Sign up
Here's how it works:
  1. Anybody can ask a question
  2. Anybody can answer
  3. The best answers are voted up and rise to the top

What is the difference between center of mass and center of gravity?

These terms seem to be used interchangeably.

Is there a difference between them for non-moving object on Earth, or moving objects for that matter?

share|cite|improve this question
The Wiki link is very much satisfactory..! – Waffle's Crazy Peanut Jan 13 '13 at 13:10
Of course these are not to be confused with "center of momentum," the rest frame of which is sometimes confusingly called the "center of mass frame." – Chris White Jan 13 '13 at 14:31
In a constant gravitational field (a flat, infinitely large earth would do), they would be the same... But in the case of the earth, the cog would actually be a bit lower than the com. – centralcharge Jul 4 '13 at 4:20
up vote 9 down vote accepted

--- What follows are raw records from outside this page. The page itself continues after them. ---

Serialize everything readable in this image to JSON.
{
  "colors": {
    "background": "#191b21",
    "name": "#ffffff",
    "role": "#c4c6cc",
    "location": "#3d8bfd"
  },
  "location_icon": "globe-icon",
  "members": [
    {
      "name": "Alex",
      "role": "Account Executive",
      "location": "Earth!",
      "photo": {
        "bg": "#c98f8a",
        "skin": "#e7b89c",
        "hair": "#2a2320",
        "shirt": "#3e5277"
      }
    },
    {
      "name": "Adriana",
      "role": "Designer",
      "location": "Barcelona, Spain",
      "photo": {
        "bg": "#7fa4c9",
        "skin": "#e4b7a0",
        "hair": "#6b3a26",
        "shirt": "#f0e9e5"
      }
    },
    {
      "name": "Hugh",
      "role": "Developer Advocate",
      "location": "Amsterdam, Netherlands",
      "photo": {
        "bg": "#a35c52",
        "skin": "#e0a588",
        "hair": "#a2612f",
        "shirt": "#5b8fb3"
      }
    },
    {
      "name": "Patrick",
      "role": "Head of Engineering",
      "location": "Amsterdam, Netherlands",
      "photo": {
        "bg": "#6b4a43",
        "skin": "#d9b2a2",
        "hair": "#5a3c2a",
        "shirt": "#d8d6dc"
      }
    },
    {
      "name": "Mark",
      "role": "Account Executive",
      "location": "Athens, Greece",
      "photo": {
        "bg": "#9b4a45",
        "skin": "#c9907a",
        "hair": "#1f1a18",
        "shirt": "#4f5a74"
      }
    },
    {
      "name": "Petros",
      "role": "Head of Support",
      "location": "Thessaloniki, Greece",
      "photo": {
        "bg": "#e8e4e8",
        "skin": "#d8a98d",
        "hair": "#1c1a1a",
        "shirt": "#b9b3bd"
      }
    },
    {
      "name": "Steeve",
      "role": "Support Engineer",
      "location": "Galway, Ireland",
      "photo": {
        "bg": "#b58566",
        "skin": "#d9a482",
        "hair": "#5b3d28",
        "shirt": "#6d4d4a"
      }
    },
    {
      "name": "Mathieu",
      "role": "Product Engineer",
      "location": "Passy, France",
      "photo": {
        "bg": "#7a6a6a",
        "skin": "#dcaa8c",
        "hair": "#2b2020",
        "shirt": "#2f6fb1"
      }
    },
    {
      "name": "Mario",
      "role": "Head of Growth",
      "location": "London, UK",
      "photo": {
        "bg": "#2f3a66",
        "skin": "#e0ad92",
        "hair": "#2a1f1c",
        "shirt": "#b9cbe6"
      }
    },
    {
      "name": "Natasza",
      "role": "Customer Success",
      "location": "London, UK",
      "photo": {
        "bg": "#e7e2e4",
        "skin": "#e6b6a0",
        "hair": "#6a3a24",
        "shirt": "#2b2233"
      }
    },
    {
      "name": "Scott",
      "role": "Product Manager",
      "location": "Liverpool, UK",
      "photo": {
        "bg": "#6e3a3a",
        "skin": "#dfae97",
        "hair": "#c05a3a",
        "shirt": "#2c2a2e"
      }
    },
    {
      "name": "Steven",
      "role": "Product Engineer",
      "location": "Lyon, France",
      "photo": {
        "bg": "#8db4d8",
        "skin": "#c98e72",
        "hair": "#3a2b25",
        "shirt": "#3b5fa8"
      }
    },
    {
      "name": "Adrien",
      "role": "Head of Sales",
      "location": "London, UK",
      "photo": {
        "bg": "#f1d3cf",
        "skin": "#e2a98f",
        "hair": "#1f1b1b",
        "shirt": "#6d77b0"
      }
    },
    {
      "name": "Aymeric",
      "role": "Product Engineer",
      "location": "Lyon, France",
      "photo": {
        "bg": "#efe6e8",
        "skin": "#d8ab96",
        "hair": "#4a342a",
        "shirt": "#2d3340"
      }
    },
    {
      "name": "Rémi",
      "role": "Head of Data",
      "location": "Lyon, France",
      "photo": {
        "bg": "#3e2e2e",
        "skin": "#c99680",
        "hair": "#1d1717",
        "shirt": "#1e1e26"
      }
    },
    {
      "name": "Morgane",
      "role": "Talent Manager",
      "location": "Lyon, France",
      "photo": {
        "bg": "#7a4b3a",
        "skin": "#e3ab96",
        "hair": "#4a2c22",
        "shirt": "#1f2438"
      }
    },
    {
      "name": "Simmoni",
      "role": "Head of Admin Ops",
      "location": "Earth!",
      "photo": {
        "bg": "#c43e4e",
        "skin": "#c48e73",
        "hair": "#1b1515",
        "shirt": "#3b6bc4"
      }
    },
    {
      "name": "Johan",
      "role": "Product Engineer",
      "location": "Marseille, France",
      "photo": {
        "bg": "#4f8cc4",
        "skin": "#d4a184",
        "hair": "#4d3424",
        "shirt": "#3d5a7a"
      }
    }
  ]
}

The difference is that the centre of mass is the weighted average of location with respect to mass, whereas the centre of gravity is the weighted average of location with respect to mass times local $g$. If $g$ cannot be assumed constant over the whole of the body (perhaps because the body is very tall), they might (and generally will) have different values.

I don't see an immediate connection with movement though.

share|cite|improve this answer

Centre of mass & gravity coincides until they have unifrom gravitational field. The time uniform gravitational field is lost we rather consider centre of mass than centre of gravity. However, they both're interchangeable.

share|cite|improve this answer

Quoting from tha wiki page:

Center of gravity is the point in a body around which the resultant torque due to gravity forces vanish.

That means that for any rigid body, the two points are the same, because you can model rigid bodies in free fall as if gravity acted only on the center of mass, and forces on the center of mass make no torque.

share|cite|improve this answer
This is wrong. They are only the same if the gravitational field is not varying over the extent of the body. – Jerry Schirmer Jan 13 '13 at 16:39

Center of mass is actually the integral of mass density. Meanwhile, center of gravity is the integral of force of gravity!

share|cite|improve this answer
In both cases you have described the zeroth moment of something when you should mean the first moment. However, the distinction you in terms of what quantity you want to take the moment of is correct. – dmckee Apr 25 '13 at 0:07

protected by Qmechanic May 3 '13 at 14:09

Thank you for your interest in this question. Because it has attracted low-quality or spam answers that had to be removed, posting an answer now requires 10 reputation on this site (the association bonus does not count).

Would you like to answer one of these unanswered questions instead?

Not the answer you're looking for? Browse other questions tagged or ask your own question.